The end of last week I went down to participate in the 71st Annual Texas Society of Architects State Convention. I always enjoy myself at these conventions but this time it was a little different. I was presenting on a panel for social media so I was there to work (not really). I don’t really have a hard time talking in front of a large group – meaning I don’t really suffer from any form of stage fright. But I haven’t ever stood up in front of this large a group (around 200) and presented a structured and timed presentation. Hopefully within the next few days, I will figure out how to animate my powerpoint presentation along with me talking and I will put it up on the site. While I am working that out, I thought I would show you one of the extra-curricular activities I did while I was in San Antonio – I went and visited the historic battle site ‘The Alamo’.
The fortress known to history as “The Alamo” was originally built by the Spanish in the 18th Century. Named Mission San Antonio de Valero by Franciscan officials, the mission occupied this site from 1724 until it was closed in 1793. The mission compund encompassed modern Alamo Plaza. The church was never completed and lacked a roof at the time of the famous 1836 siege and battle. Today this building is recognized world-wide as the Shrine of Texas Liberty. The structures shown in the illustration below are (left to right) the Long Barrack, the front of the church, and the Palisade Wall.
I spent most of my time walking around the perimeter and enjoying the gardens – some of the trees on the interior are really old. This Live Oak - one of my favorite species of trees – was particularly impressive.. .
I copied a letter from one of the site graphics and I have typed it up here for you to read.
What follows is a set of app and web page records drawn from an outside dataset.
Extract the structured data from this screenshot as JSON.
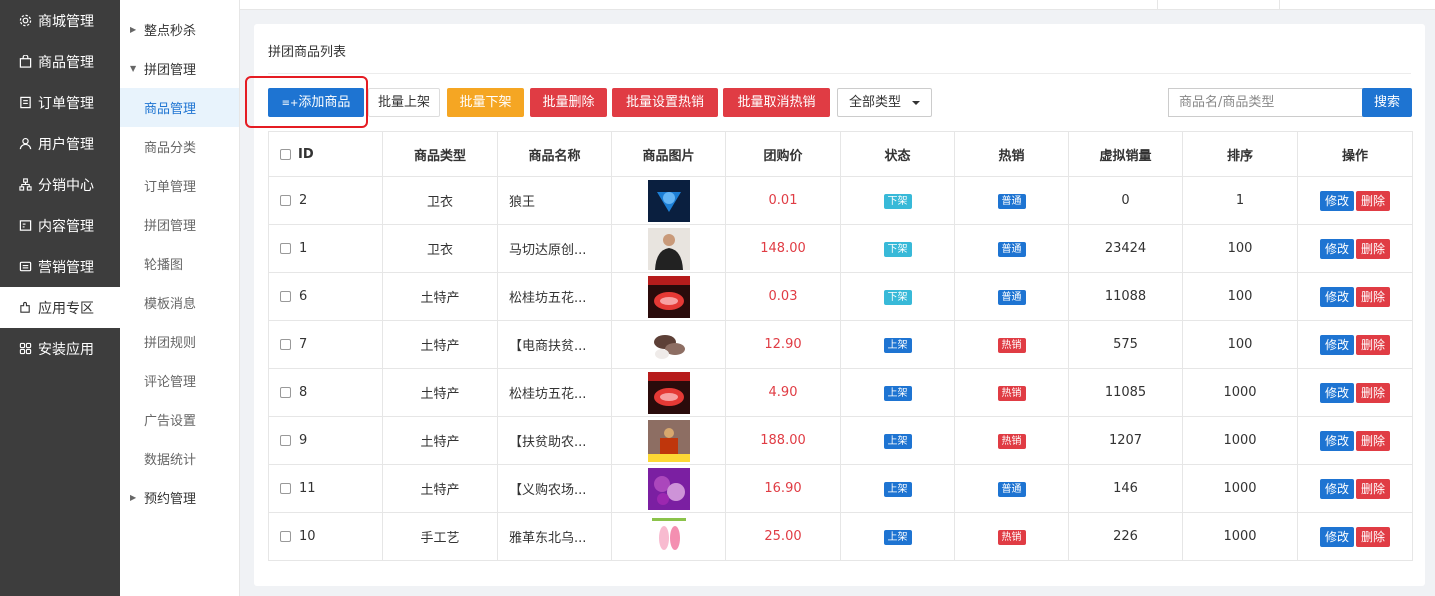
{
  "nav1": [
    {
      "label": "商城管理",
      "icon": "gear-icon"
    },
    {
      "label": "商品管理",
      "icon": "bag-icon"
    },
    {
      "label": "订单管理",
      "icon": "order-icon"
    },
    {
      "label": "用户管理",
      "icon": "user-icon"
    },
    {
      "label": "分销中心",
      "icon": "network-icon"
    },
    {
      "label": "内容管理",
      "icon": "content-icon"
    },
    {
      "label": "营销管理",
      "icon": "marketing-icon"
    },
    {
      "label": "应用专区",
      "icon": "puzzle-icon"
    },
    {
      "label": "安装应用",
      "icon": "grid-icon"
    }
  ],
  "nav2": {
    "group1": "整点秒杀",
    "group2": "拼团管理",
    "items": [
      "商品管理",
      "商品分类",
      "订单管理",
      "拼团管理",
      "轮播图",
      "模板消息",
      "拼团规则",
      "评论管理",
      "广告设置",
      "数据统计"
    ],
    "group3": "预约管理"
  },
  "panel": {
    "title": "拼团商品列表"
  },
  "toolbar": {
    "add": "添加商品",
    "batch_up": "批量上架",
    "batch_down": "批量下架",
    "batch_delete": "批量删除",
    "batch_set_hot": "批量设置热销",
    "batch_cancel_hot": "批量取消热销",
    "type_select": "全部类型",
    "search_placeholder": "商品名/商品类型",
    "search": "搜索"
  },
  "table": {
    "headers": [
      "ID",
      "商品类型",
      "商品名称",
      "商品图片",
      "团购价",
      "状态",
      "热销",
      "虚拟销量",
      "排序",
      "操作"
    ],
    "edit_label": "修改",
    "delete_label": "删除",
    "rows": [
      {
        "id": "2",
        "type": "卫衣",
        "name": "狼王",
        "price": "0.01",
        "status": "下架",
        "hot": "普通",
        "sales": "0",
        "sort": "1",
        "img": "blue"
      },
      {
        "id": "1",
        "type": "卫衣",
        "name": "马切达原创...",
        "price": "148.00",
        "status": "下架",
        "hot": "普通",
        "sales": "23424",
        "sort": "100",
        "img": "person"
      },
      {
        "id": "6",
        "type": "土特产",
        "name": "松桂坊五花...",
        "price": "0.03",
        "status": "下架",
        "hot": "普通",
        "sales": "11088",
        "sort": "100",
        "img": "meat"
      },
      {
        "id": "7",
        "type": "土特产",
        "name": "【电商扶贫...",
        "price": "12.90",
        "status": "上架",
        "hot": "热销",
        "sales": "575",
        "sort": "100",
        "img": "mushroom"
      },
      {
        "id": "8",
        "type": "土特产",
        "name": "松桂坊五花...",
        "price": "4.90",
        "status": "上架",
        "hot": "热销",
        "sales": "11085",
        "sort": "1000",
        "img": "meat"
      },
      {
        "id": "9",
        "type": "土特产",
        "name": "【扶贫助农...",
        "price": "188.00",
        "status": "上架",
        "hot": "热销",
        "sales": "1207",
        "sort": "1000",
        "img": "market"
      },
      {
        "id": "11",
        "type": "土特产",
        "name": "【义购农场...",
        "price": "16.90",
        "status": "上架",
        "hot": "普通",
        "sales": "146",
        "sort": "1000",
        "img": "purple"
      },
      {
        "id": "10",
        "type": "手工艺",
        "name": "雅革东北乌...",
        "price": "25.00",
        "status": "上架",
        "hot": "热销",
        "sales": "226",
        "sort": "1000",
        "img": "insole"
      }
    ]
  }
}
Knowing how things transpired after it was writen, I find the letter inspiring:.
To the people of Texas & all Americans in the World – Fellow Citizens & Compatriots, . I am besieged by a thousand or more of the Mexicans and Santa Ana. I have sustained a continual bombardment and cannonade for 24 hours and have not lost a man. The enemy has demanded a surrender at discretion, otherwise, the garrison are to be put to the sword. If the fort is taken – I have answered the demand with a cannon shot and our flag still waves proudly from the walls. I shall never surrender or retreat then, I call on you in the name of liberty, of patriotism and everything dear to the American character to come to our aid, with all dispatch. The enemy is receiving reinforcements daily and will no doubt increase to three or four thousand in four or five days. . If this call is neglected, I am determined to sustain myself as long as possible & will die like a soldier who never forgets what is due to his own honor & that of his country – Victory or Death! . William Barret Travis Lt. Col. Comdt.
It is not the Alamo building itself that is inspiring, but rather what it represents. In 1836 between Feb 23rd and March 6th, The Battle of the Alamo was a pivotal event in the Texas Revolution. Facing certain death, a few hundred Texican defenders faced approximately 1,500 Mexican Troops and following a 13-day siege, President General Antonio López de Santa Anna launched an assault on the Alamo Mission where all but two of the Texian defenders were killed. Santa Anna’s perceived cruelty during the battle inspired many Texians to join the Texian Army and ultimately the Texians defeated the Mexican Army at the Battle of San Jacinto, on April 21, 1836, ending the revolution.
As I stood there reading about this battle where the few were slaughtered by the many, it made me think of myself standing in the conference room the next day. Was I one of the few and were we going to get slaughtered?
In hindsight, maybe visiting the Alamo wasn’t such a good idea after all.